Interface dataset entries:
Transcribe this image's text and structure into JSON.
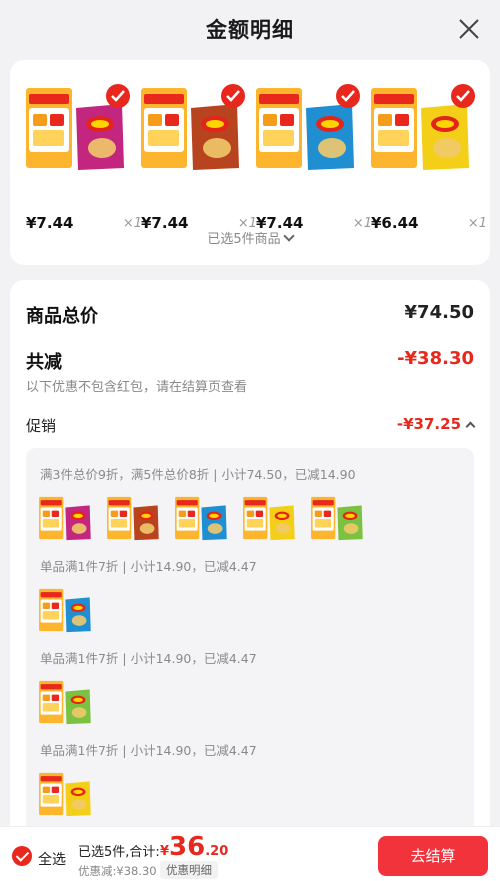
{
  "header": {
    "title": "金额明细"
  },
  "products": [
    {
      "price": "¥7.44",
      "qty": "×1",
      "bag_color": "#c2267e",
      "bag_icon": "chips-bag-icon"
    },
    {
      "price": "¥7.44",
      "qty": "×1",
      "bag_color": "#b8431f",
      "bag_icon": "chips-bag-icon"
    },
    {
      "price": "¥7.44",
      "qty": "×1",
      "bag_color": "#1f8fd1",
      "bag_icon": "chips-bag-icon"
    },
    {
      "price": "¥6.44",
      "qty": "×1",
      "bag_color": "#f3cf18",
      "bag_icon": "chips-bag-icon"
    }
  ],
  "selected_toggle": "已选5件商品",
  "summary": {
    "goods_total_label": "商品总价",
    "goods_total_value": "¥74.50",
    "discount_label": "共减",
    "discount_value": "-¥38.30",
    "discount_note": "以下优惠不包含红包，请在结算页查看",
    "promo_label": "促销",
    "promo_value": "-¥37.25"
  },
  "promo_groups": [
    {
      "text": "满3件总价9折，满5件总价8折 | 小计74.50，已减14.90"
    },
    {
      "text": "单品满1件7折 | 小计14.90，已减4.47"
    },
    {
      "text": "单品满1件7折 | 小计14.90，已减4.47"
    },
    {
      "text": "单品满1件7折 | 小计14.90，已减4.47"
    }
  ],
  "bottom": {
    "select_all": "全选",
    "total_prefix": "已选5件,合计:",
    "total_currency": "¥",
    "total_int": "36",
    "total_dec": ".20",
    "discounted": "优惠减:¥38.30",
    "detail": "优惠明细",
    "checkout": "去结算"
  },
  "colors": {
    "accent": "#e8271d",
    "button": "#f2333b"
  }
}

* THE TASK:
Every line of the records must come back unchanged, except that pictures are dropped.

* RESULT OF THE TASK:
Transcribe this image's text and structure into JSON.
{
  "header": {
    "title": "金额明细"
  },
  "products": [
    {
      "price": "¥7.44",
      "qty": "×1",
      "bag_color": "#c2267e",
      "bag_icon": "chips-bag-icon"
    },
    {
      "price": "¥7.44",
      "qty": "×1",
      "bag_color": "#b8431f",
      "bag_icon": "chips-bag-icon"
    },
    {
      "price": "¥7.44",
      "qty": "×1",
      "bag_color": "#1f8fd1",
      "bag_icon": "chips-bag-icon"
    },
    {
      "price": "¥6.44",
      "qty": "×1",
      "bag_color": "#f3cf18",
      "bag_icon": "chips-bag-icon"
    }
  ],
  "selected_toggle": "已选5件商品",
  "summary": {
    "goods_total_label": "商品总价",
    "goods_total_value": "¥74.50",
    "discount_label": "共减",
    "discount_value": "-¥38.30",
    "discount_note": "以下优惠不包含红包，请在结算页查看",
    "promo_label": "促销",
    "promo_value": "-¥37.25"
  },
  "promo_groups": [
    {
      "text": "满3件总价9折，满5件总价8折 | 小计74.50，已减14.90"
    },
    {
      "text": "单品满1件7折 | 小计14.90，已减4.47"
    },
    {
      "text": "单品满1件7折 | 小计14.90，已减4.47"
    },
    {
      "text": "单品满1件7折 | 小计14.90，已减4.47"
    }
  ],
  "bottom": {
    "select_all": "全选",
    "total_prefix": "已选5件,合计:",
    "total_currency": "¥",
    "total_int": "36",
    "total_dec": ".20",
    "discounted": "优惠减:¥38.30",
    "detail": "优惠明细",
    "checkout": "去结算"
  },
  "colors": {
    "accent": "#e8271d",
    "button": "#f2333b"
  }
}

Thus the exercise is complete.